Supplied entries
────

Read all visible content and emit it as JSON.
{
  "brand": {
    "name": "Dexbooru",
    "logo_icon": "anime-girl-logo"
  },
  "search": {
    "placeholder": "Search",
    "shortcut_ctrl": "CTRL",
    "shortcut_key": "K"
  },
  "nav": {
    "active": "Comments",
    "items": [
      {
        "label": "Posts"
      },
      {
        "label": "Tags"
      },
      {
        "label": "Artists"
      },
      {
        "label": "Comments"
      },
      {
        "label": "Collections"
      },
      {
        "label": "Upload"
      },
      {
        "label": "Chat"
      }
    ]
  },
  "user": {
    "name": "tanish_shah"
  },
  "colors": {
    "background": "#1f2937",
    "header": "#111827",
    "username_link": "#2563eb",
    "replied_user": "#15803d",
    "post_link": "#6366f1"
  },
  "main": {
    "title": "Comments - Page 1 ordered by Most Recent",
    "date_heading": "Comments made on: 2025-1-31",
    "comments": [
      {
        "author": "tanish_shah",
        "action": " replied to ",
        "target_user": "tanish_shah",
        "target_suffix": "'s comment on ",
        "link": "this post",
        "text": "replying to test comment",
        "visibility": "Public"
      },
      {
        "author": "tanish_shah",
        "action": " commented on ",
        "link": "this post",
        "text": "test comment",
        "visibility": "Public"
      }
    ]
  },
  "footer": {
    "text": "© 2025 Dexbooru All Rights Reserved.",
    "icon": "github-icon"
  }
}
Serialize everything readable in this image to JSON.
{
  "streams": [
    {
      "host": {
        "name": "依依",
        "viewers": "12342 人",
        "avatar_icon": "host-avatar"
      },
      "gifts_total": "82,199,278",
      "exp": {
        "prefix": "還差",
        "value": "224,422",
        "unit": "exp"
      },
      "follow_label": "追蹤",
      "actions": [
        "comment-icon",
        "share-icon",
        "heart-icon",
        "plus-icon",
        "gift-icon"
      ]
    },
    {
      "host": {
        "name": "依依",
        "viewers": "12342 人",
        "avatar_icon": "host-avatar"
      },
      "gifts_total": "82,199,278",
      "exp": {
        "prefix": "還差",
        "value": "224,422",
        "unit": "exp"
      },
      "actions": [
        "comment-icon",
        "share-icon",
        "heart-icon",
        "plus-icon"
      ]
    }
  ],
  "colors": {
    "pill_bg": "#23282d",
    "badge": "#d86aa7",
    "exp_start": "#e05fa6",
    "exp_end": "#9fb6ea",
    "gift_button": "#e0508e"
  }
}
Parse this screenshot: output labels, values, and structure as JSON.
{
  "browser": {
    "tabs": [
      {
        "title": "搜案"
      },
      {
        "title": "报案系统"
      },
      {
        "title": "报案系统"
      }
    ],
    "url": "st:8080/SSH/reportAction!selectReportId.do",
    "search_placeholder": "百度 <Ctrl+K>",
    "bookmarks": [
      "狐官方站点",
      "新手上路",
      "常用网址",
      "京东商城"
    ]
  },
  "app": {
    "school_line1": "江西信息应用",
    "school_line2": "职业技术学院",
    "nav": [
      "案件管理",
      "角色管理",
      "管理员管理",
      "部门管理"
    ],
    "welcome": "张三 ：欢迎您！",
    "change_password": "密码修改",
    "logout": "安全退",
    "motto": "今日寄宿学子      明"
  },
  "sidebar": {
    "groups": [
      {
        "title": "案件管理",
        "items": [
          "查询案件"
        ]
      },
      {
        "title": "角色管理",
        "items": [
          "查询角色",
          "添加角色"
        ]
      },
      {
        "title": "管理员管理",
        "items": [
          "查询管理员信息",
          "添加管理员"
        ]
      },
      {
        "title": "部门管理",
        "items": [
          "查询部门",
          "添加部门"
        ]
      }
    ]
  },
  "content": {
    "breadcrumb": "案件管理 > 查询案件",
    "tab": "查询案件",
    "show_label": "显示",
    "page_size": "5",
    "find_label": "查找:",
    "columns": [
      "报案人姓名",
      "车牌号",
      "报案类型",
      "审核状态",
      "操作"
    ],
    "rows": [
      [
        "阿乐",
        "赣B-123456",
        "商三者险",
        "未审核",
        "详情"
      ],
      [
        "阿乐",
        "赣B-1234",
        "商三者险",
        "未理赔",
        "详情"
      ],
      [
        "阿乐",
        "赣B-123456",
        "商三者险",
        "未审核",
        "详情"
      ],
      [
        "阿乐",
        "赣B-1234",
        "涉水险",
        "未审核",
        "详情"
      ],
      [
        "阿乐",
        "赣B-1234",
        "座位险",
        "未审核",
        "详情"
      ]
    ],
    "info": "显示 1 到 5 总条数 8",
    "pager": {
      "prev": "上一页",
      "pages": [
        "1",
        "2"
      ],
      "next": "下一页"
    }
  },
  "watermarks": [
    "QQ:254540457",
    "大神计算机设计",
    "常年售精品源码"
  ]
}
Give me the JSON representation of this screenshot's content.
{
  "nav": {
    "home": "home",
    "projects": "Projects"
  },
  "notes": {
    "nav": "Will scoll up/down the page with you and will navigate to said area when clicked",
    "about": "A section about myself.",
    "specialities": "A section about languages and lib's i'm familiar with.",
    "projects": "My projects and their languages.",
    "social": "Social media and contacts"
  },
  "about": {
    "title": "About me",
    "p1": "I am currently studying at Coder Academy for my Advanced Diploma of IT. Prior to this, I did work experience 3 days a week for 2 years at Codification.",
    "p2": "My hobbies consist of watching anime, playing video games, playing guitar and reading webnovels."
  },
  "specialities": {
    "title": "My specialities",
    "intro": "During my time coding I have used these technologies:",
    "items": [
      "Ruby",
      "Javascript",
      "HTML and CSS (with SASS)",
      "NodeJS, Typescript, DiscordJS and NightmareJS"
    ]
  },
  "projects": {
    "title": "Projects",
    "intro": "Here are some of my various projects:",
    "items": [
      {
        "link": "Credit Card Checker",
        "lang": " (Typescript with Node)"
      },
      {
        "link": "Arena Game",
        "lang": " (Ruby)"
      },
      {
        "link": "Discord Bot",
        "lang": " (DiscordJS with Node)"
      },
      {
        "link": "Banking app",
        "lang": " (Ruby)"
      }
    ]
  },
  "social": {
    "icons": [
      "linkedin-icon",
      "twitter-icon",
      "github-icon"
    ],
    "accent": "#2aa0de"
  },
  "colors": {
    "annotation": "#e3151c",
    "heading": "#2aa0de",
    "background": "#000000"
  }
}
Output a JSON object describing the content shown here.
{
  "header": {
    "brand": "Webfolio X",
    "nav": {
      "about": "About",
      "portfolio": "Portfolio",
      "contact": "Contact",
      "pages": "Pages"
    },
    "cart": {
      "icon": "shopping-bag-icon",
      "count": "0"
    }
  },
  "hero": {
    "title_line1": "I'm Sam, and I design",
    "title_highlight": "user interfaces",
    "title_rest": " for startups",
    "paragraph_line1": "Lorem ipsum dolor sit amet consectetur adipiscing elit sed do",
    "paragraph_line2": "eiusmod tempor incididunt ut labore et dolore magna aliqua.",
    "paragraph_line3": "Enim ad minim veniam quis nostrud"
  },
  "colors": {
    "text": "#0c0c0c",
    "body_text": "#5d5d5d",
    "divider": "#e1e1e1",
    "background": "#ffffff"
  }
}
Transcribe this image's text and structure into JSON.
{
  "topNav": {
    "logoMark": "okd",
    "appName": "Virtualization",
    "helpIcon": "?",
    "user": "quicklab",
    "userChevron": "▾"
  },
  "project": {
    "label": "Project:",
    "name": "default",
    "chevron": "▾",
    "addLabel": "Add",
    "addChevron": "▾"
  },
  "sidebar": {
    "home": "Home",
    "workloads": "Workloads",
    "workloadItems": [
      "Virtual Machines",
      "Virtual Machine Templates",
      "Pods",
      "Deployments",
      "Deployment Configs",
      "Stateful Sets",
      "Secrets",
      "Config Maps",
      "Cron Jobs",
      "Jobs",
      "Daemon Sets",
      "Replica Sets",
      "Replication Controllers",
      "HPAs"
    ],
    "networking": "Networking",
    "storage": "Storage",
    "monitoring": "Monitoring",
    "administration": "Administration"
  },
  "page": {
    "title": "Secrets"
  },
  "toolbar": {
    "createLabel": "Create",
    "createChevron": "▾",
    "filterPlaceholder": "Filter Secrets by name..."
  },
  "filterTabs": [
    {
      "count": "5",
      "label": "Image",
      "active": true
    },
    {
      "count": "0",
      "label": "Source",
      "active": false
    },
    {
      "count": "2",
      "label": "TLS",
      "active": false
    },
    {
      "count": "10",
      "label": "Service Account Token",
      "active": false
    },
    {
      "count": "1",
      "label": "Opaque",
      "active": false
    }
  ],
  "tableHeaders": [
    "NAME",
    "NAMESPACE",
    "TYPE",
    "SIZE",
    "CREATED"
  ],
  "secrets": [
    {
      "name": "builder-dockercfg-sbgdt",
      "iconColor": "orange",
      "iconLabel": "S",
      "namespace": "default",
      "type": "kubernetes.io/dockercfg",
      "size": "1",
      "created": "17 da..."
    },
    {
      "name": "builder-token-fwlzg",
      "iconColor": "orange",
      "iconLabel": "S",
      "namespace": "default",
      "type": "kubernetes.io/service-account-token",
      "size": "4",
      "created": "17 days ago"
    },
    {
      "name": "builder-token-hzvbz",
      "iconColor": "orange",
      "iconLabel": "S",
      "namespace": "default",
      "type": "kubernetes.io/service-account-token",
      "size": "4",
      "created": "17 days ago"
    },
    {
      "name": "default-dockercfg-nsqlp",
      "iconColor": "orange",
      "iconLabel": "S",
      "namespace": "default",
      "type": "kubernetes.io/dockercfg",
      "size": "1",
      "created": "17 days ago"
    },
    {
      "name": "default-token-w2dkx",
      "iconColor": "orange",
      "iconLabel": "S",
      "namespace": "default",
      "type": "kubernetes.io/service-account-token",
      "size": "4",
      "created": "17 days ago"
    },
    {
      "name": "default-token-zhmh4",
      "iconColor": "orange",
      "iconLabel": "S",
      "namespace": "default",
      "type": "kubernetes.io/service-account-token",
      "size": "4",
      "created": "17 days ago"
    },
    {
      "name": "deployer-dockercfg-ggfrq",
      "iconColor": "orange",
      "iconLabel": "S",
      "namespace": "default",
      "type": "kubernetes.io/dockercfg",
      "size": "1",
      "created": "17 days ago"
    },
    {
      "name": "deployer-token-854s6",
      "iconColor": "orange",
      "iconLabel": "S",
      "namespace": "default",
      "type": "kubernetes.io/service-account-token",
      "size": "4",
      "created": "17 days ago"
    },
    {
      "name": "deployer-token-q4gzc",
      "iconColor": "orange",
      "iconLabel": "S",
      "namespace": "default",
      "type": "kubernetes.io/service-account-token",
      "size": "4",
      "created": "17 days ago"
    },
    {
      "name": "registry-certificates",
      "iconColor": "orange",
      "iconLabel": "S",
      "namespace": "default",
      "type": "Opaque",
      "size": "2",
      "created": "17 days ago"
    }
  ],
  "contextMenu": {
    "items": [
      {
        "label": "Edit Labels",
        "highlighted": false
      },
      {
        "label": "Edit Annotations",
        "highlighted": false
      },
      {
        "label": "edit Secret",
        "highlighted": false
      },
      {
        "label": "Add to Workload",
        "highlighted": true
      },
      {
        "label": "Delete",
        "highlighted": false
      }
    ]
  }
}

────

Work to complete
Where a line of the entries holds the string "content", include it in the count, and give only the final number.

Task result
4